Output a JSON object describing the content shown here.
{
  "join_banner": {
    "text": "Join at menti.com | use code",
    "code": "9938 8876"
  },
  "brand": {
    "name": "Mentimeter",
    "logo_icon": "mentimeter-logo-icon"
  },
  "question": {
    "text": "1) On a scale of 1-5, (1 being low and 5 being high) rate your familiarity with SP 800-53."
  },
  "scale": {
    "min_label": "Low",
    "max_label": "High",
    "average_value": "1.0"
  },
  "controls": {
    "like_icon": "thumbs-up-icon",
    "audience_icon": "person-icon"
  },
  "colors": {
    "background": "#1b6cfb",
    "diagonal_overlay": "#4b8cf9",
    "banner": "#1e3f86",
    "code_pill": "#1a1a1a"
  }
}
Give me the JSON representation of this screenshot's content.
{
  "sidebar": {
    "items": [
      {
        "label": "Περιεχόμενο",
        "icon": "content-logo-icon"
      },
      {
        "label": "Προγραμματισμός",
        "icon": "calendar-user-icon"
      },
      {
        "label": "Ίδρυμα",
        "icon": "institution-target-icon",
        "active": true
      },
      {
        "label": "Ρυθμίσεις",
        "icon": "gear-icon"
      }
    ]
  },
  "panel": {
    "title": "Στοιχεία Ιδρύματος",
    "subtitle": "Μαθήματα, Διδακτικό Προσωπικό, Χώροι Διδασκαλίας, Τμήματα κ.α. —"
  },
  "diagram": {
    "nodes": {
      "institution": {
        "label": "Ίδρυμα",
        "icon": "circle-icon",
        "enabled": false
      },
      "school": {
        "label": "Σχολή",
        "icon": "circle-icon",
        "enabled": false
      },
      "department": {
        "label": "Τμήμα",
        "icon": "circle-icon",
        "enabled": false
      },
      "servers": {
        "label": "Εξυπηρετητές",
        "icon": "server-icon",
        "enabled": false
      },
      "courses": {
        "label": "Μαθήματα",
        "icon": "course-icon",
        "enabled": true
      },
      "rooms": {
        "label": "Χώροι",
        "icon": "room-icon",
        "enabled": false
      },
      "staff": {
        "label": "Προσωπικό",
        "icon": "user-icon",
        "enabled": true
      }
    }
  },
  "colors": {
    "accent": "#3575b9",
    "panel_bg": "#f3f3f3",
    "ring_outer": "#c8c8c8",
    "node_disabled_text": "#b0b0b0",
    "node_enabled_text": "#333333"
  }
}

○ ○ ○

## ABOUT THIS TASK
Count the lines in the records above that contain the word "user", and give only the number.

## TASK OUTPUT
2